- _WHAT TO WORK ON_
Return only the number of lines in the data below where the word "team" appears.

◆ ◆ ◆ ◆ ◆

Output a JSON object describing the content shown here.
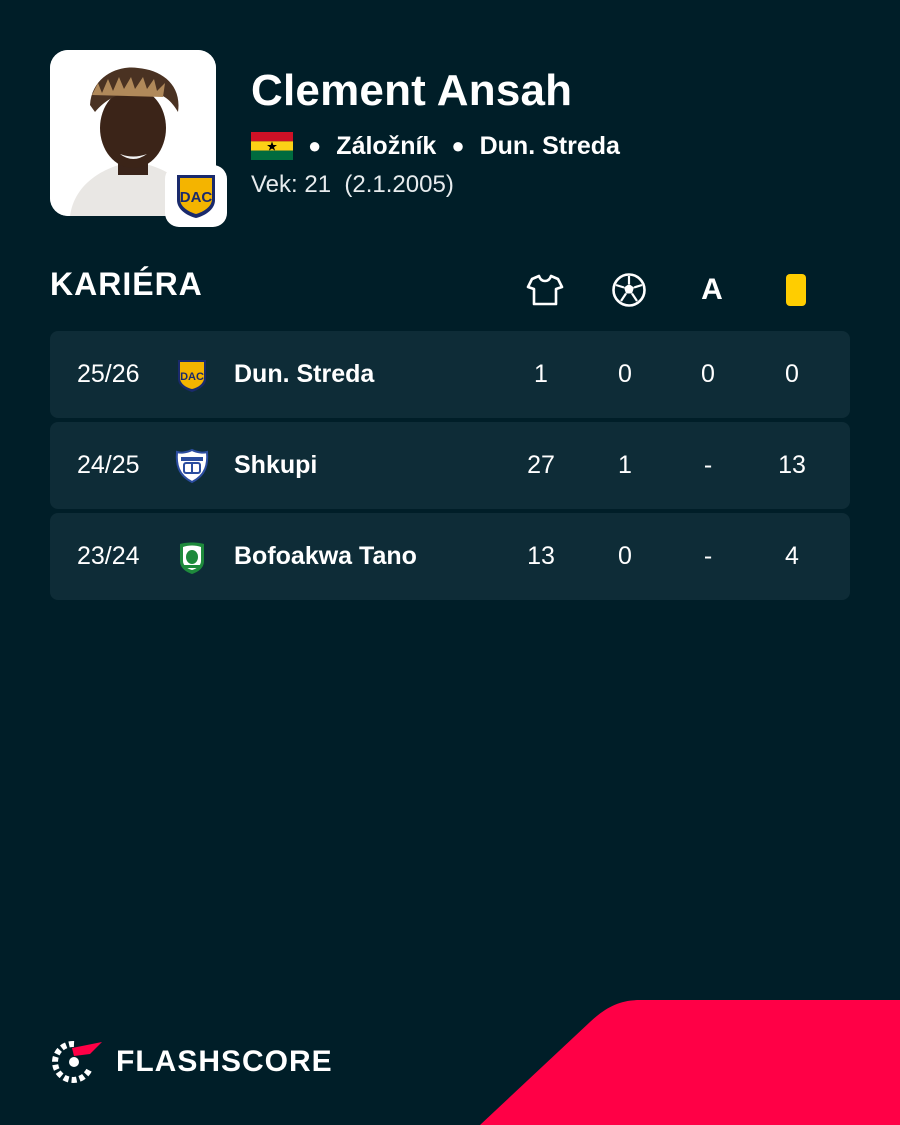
{
  "player": {
    "name": "Clement Ansah",
    "position": "Záložník",
    "club": "Dun. Streda",
    "age_label": "Vek: 21",
    "birthdate": "(2.1.2005)",
    "flag": "ghana-flag-icon",
    "club_badge": "dac-crest-icon"
  },
  "career": {
    "title": "KARIÉRA",
    "columns": [
      {
        "icon": "shirt-icon",
        "meaning": "appearances"
      },
      {
        "icon": "football-icon",
        "meaning": "goals"
      },
      {
        "label": "A",
        "meaning": "assists"
      },
      {
        "icon": "yellow-card-icon",
        "meaning": "yellow cards"
      }
    ],
    "rows": [
      {
        "season": "25/26",
        "team": "Dun. Streda",
        "logo": "dac-crest-icon",
        "apps": "1",
        "goals": "0",
        "assists": "0",
        "yellow": "0"
      },
      {
        "season": "24/25",
        "team": "Shkupi",
        "logo": "shkupi-crest-icon",
        "apps": "27",
        "goals": "1",
        "assists": "-",
        "yellow": "13"
      },
      {
        "season": "23/24",
        "team": "Bofoakwa Tano",
        "logo": "bofoakwa-crest-icon",
        "apps": "13",
        "goals": "0",
        "assists": "-",
        "yellow": "4"
      }
    ]
  },
  "brand": {
    "name": "FLASHSCORE",
    "logo": "flashscore-logo-icon"
  },
  "colors": {
    "background": "#001e28",
    "row": "#0e2c37",
    "accent": "#ff0046",
    "yellow_card": "#ffcd00",
    "dac_gold": "#f4b400",
    "dac_blue": "#1a2a6c"
  }
}
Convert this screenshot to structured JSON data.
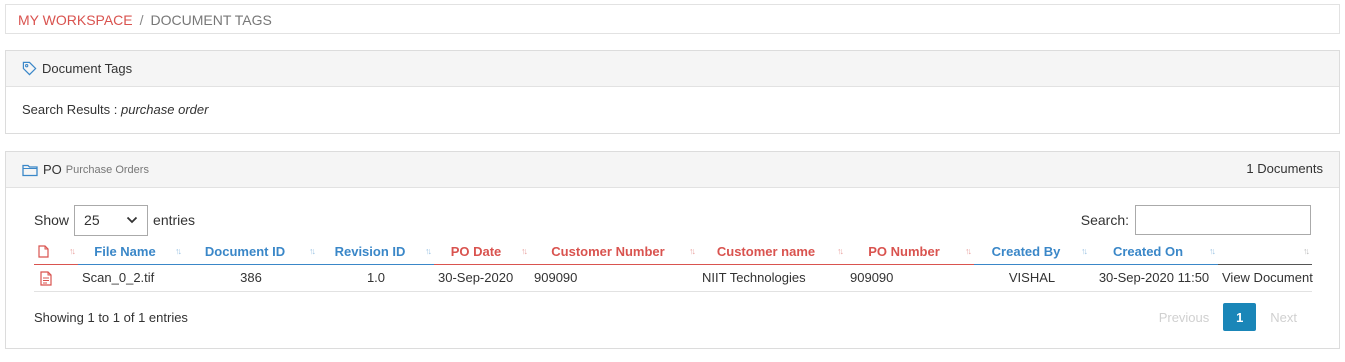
{
  "breadcrumb": {
    "home": "MY WORKSPACE",
    "separator": "/",
    "current": "DOCUMENT TAGS"
  },
  "tags_panel": {
    "title": "Document Tags",
    "icon": "tag-icon",
    "search_label": "Search Results :",
    "search_term": "purchase order"
  },
  "po_panel": {
    "icon": "folder-icon",
    "code": "PO",
    "subtitle": "Purchase Orders",
    "count": "1 Documents"
  },
  "table_controls": {
    "show_label": "Show",
    "entries_value": "25",
    "entries_label": "entries",
    "search_label": "Search:"
  },
  "table": {
    "headers": {
      "file_name": "File Name",
      "document_id": "Document ID",
      "revision_id": "Revision ID",
      "po_date": "PO Date",
      "customer_number": "Customer Number",
      "customer_name": "Customer name",
      "po_number": "PO Number",
      "created_by": "Created By",
      "created_on": "Created On"
    },
    "rows": [
      {
        "file_name": "Scan_0_2.tif",
        "document_id": "386",
        "revision_id": "1.0",
        "po_date": "30-Sep-2020",
        "customer_number": "909090",
        "customer_name": "NIIT Technologies",
        "po_number": "909090",
        "created_by": "VISHAL",
        "created_on": "30-Sep-2020 11:50",
        "action": "View Document"
      }
    ]
  },
  "footer": {
    "info": "Showing 1 to 1 of 1 entries",
    "previous": "Previous",
    "current_page": "1",
    "next": "Next"
  },
  "colors": {
    "accent_red": "#d9534f",
    "accent_blue": "#3a87c8",
    "pager_active": "#1a86b8"
  }
}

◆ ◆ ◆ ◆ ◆

- _ANSWER AREA_
3